polynomial-time algorithm can solve the satisfiability problem, although some algorithms perform well on special classes of formulas, or terminate quickly on many instances.[8]

## Tautologies versus validities in first-order logic

The fundamental definition of a tautology is in the context of propositional logic. The definition can be extended, however, to sentences in first-order logic.[9] These sentences may contain quantifiers, unlike sentences of propositional logic. In the context of first-order logic, a distinction is maintained between logical validities, sentences that are true in every model, and tautologies (or, tautological validities), which are a proper subset of the first-order logical validities. In the context of propositional logic, these two terms coincide.
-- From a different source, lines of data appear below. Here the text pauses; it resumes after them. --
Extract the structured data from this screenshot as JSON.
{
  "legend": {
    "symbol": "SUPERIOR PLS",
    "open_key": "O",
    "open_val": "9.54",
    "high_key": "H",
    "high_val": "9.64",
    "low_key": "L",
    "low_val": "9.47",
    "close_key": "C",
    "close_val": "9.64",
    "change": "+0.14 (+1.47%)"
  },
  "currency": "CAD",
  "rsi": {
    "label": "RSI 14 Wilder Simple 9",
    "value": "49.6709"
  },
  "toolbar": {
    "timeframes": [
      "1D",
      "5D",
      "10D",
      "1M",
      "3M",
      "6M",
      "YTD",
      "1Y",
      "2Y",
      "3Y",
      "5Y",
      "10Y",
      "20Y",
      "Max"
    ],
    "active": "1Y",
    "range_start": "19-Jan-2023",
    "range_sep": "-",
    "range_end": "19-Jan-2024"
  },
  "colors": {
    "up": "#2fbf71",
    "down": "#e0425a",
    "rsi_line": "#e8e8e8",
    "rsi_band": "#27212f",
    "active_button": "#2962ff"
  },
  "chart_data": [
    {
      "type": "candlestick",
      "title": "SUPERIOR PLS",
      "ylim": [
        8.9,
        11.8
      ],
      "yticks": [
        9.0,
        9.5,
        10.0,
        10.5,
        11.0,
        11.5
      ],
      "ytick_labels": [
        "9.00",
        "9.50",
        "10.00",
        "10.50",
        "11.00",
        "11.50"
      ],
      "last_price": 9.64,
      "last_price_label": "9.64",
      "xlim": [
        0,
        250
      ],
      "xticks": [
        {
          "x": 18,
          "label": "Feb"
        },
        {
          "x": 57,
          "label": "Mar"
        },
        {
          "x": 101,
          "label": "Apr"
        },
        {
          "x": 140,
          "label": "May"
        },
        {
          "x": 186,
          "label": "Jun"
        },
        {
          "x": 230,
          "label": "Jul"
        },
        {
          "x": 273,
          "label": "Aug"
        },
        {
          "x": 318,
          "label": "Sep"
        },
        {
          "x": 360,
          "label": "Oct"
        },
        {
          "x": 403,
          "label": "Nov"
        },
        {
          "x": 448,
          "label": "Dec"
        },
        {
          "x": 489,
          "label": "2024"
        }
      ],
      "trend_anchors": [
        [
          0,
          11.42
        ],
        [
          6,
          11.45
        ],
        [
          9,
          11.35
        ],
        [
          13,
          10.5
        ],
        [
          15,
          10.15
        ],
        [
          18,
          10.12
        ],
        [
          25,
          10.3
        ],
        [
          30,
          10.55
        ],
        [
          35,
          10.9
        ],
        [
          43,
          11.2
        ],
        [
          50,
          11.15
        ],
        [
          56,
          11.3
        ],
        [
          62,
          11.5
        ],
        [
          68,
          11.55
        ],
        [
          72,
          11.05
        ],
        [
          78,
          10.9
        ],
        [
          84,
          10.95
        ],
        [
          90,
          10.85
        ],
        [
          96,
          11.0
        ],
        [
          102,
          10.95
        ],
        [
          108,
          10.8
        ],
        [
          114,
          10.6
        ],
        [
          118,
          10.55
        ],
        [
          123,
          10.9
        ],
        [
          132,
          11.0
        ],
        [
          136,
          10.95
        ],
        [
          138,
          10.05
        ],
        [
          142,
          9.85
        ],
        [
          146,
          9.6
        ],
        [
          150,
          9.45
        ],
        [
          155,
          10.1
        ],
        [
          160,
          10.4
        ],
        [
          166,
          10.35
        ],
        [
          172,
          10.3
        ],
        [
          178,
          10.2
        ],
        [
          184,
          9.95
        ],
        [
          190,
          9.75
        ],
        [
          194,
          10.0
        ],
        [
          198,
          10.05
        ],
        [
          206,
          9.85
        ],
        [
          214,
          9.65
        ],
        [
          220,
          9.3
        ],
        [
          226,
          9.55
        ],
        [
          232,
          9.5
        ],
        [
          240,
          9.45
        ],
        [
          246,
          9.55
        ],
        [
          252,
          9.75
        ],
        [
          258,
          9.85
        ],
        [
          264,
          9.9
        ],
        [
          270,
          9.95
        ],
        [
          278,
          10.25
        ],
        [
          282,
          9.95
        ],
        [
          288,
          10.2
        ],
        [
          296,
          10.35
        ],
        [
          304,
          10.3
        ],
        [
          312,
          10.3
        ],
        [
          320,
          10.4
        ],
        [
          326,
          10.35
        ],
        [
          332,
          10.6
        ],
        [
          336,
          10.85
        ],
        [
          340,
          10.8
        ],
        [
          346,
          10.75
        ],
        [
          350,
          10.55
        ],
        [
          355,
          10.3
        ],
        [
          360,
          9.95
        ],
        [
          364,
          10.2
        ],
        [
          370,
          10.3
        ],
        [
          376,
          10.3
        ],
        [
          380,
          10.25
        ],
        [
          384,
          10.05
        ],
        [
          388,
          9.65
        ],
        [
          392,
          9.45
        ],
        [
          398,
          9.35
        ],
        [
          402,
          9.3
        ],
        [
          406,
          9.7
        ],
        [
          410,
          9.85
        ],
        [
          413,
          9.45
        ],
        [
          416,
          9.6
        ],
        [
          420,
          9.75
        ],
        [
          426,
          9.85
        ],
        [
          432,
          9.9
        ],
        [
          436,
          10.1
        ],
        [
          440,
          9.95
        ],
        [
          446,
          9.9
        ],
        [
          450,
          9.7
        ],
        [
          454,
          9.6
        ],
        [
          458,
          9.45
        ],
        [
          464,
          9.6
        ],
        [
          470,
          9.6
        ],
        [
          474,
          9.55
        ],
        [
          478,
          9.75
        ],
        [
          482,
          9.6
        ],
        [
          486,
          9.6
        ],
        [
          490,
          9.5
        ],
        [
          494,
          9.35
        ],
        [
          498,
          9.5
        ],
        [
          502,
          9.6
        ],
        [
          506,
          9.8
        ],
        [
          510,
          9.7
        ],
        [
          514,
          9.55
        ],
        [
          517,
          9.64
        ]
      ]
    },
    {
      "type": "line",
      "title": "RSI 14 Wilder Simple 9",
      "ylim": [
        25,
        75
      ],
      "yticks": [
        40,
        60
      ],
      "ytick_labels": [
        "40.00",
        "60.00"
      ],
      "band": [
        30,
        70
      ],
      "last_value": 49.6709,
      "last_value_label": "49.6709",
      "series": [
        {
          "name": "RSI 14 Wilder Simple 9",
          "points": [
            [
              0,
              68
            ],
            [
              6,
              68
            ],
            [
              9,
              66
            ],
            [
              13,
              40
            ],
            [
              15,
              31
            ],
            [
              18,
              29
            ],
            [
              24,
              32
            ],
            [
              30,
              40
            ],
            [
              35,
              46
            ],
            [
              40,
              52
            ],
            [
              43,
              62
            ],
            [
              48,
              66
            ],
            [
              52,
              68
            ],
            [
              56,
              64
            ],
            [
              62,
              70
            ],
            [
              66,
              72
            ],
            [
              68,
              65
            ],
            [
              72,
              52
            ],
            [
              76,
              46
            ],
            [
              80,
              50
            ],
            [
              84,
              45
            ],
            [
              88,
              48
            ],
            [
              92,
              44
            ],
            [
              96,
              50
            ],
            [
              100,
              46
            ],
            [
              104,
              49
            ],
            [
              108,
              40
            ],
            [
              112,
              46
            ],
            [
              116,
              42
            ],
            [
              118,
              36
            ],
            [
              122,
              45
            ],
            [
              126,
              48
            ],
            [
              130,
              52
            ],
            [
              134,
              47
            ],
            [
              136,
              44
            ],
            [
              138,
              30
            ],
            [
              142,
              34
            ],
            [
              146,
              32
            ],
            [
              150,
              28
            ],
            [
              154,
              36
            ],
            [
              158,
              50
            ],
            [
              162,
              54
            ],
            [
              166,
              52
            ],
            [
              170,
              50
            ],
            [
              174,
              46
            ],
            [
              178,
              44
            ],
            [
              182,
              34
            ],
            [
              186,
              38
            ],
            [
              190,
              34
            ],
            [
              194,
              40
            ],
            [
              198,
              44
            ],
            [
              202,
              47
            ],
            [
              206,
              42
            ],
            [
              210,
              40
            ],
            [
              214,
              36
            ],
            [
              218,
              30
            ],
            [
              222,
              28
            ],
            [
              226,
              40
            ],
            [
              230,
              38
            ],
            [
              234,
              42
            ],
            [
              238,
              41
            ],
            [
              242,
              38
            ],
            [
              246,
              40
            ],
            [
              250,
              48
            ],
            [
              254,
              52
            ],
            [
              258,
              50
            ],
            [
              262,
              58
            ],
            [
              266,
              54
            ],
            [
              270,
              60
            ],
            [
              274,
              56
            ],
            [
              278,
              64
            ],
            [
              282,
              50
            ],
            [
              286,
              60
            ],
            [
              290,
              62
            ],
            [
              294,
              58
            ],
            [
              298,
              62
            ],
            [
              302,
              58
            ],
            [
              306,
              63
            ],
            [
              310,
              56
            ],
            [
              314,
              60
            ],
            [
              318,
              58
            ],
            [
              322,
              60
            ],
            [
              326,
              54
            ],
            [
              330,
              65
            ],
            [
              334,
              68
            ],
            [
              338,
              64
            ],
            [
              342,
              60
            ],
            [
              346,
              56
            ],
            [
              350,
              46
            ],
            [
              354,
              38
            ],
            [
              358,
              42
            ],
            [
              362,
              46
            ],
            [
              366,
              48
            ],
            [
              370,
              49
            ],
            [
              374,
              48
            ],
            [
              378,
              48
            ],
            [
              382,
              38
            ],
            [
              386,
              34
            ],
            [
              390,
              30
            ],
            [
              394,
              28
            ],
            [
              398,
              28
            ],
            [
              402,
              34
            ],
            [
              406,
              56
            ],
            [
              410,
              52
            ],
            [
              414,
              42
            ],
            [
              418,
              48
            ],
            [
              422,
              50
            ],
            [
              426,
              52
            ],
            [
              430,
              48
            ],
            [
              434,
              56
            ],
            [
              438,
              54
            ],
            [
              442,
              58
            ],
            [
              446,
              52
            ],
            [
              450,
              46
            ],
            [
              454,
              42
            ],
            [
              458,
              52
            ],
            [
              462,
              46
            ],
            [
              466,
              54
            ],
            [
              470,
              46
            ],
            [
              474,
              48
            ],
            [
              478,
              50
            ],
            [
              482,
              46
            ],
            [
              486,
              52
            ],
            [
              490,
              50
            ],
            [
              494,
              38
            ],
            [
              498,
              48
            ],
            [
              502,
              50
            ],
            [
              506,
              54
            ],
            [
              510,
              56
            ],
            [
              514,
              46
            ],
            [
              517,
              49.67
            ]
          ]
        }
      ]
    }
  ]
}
A tautology in first-order logic is a sentence that can be obtained by taking a tautology of propositional logic and uniformly replacing each propositional variable by a first-order formula (one formula per propositional variable). For example, because ${\displaystyle A\lor \lnot A}$ is a tautology of propositional logic, ${\displaystyle (\forall x(x=x))\lor (\lnot \forall x(x=x))}$ is a tautology in first order logic. Similarly, in a first-order language with a unary relation symbols R,S,T, the following sentence is a tautology:

${\displaystyle (((\exists xRx)\land \lnot (\exists xSx))\to \forall xTx)\Leftrightarrow ((\exists xRx)\to ((\lnot \exists xSx)\to \forall xTx)).}$

It is obtained by replacing ${\displaystyle A}$ with ${\displaystyle \exists xRx}$, ${\displaystyle B}$ with ${\displaystyle \lnot \exists xSx}$, and ${\displaystyle C}$ with ${\displaystyle \forall xTx}$ in the propositional tautology: ${\displaystyle ((A\land B)\to C)\Leftrightarrow (A\to (B\to C))}$.

Not all logical validities are tautologies in first-order logic. For example, the sentence:

${\displaystyle (\forall xRx)\to \lnot \exists x\lnot Rx}$

is true in any first-order interpretation, but it corresponds to the propositional sentence ${\displaystyle A\to B}$ which is not a tautology of propositional logic.

## Tautologies in Non-Classical Logics

Whether a given formula is a tautology depends on the formal system of logic that is in use. For example, the following formula is a tautology of classical logic but not of intuitionistic logic:

${\displaystyle \neg \neg A\to A}$

## References

1. ^ Weisstein, Eric W. "Tautology". mathworld.wolfram.com. Retrieved 2020-08-14.
2. ^ a b "tautology | Definition & Facts". Encyclopedia Britannica. Retrieved 2020-08-14.
3. ^ Lewis, C I; Langford, C H (1959). Symbolic Logic (2nd ed.). Dover.
4. ^ Hedman, Shawn (2004). A First Course in Logic. Oxford University Press. p. 63.
5. ^ Rautenberg, Wolfgang (2010). A Concise Introduction to Mathematical Logic. Springer. p. 64.
6. ^ Enderton, Herbert (2001). Mathematical Introduction to Logic. Academic Press. p. 88.
7. ^ Hinman, Peter (2010). Fundamentals of Mathematical Logic. Springer. p. 98.
8. ^ See SAT solver for references.
9. ISSN 0028-1425
.